Search each line below for "AutoCAD", then return the lines where it appears.

(App and web page records)
++++++++++
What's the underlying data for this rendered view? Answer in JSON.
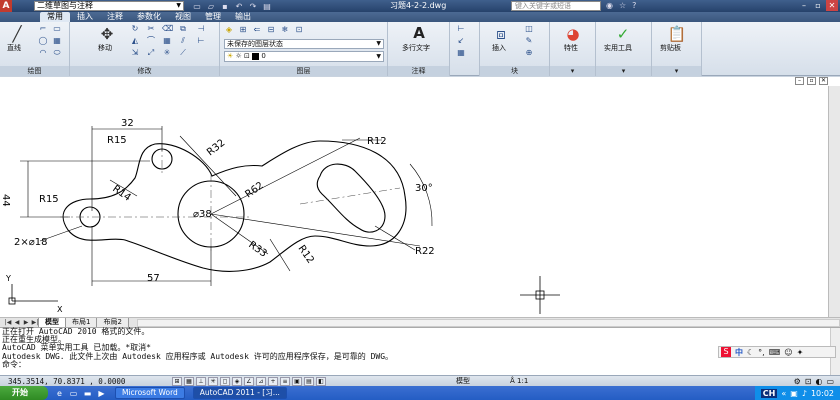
{
  "titlebar": {
    "logo": "A",
    "workspace": "二维草图与注释",
    "doc_title": "习题4-2-2.dwg",
    "search_placeholder": "键入关键字或短语"
  },
  "ribbon_tabs": [
    "常用",
    "插入",
    "注释",
    "参数化",
    "视图",
    "管理",
    "输出"
  ],
  "panels": {
    "draw": {
      "title": "绘图",
      "line_label": "直线"
    },
    "modify": {
      "title": "修改",
      "move_label": "移动"
    },
    "layers": {
      "title": "图层",
      "layer_state": "未保存的图层状态",
      "current_layer": "0"
    },
    "annotation": {
      "title": "注释",
      "mtext_label": "多行文字"
    },
    "block": {
      "title": "块",
      "insert_label": "插入"
    },
    "properties": {
      "label": "特性"
    },
    "utilities": {
      "label": "实用工具"
    },
    "clipboard": {
      "label": "剪贴板"
    }
  },
  "drawing": {
    "dims": {
      "d32": "32",
      "r15_top": "R15",
      "r32": "R32",
      "r12_top": "R12",
      "d44": "44",
      "r14": "R14",
      "r15_left": "R15",
      "d_38": "⌀38",
      "r62": "R62",
      "a30": "30°",
      "hole": "2×⌀18",
      "r33": "R33",
      "r12_bot": "R12",
      "r22": "R22",
      "d57": "57"
    },
    "axis_y": "Y",
    "axis_x": "X"
  },
  "layout_tabs": [
    "模型",
    "布局1",
    "布局2"
  ],
  "command_lines": [
    "正在打开 AutoCAD 2010 格式的文件。",
    "正在重生成模型。",
    "AutoCAD 菜单实用工具 已加载。*取消*",
    "Autodesk DWG.   此文件上次由 Autodesk 应用程序或 Autodesk 许可的应用程序保存，是可靠的 DWG。",
    "命令："
  ],
  "ime": {
    "s": "S",
    "lang": "中"
  },
  "status": {
    "coords": "345.3514, 70.8371 , 0.0000",
    "model": "模型",
    "scale": "1:1"
  },
  "taskbar": {
    "start": "开始",
    "tasks": [
      "Microsoft Word",
      "AutoCAD 2011 - [习..."
    ],
    "tray_ch": "CH",
    "time": "10:02"
  }
}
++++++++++
**Result for this exercise**.
    "正在打开 AutoCAD 2010 格式的文件。",
    "AutoCAD 菜单实用工具 已加载。*取消*",
      "AutoCAD 2011 - [习..."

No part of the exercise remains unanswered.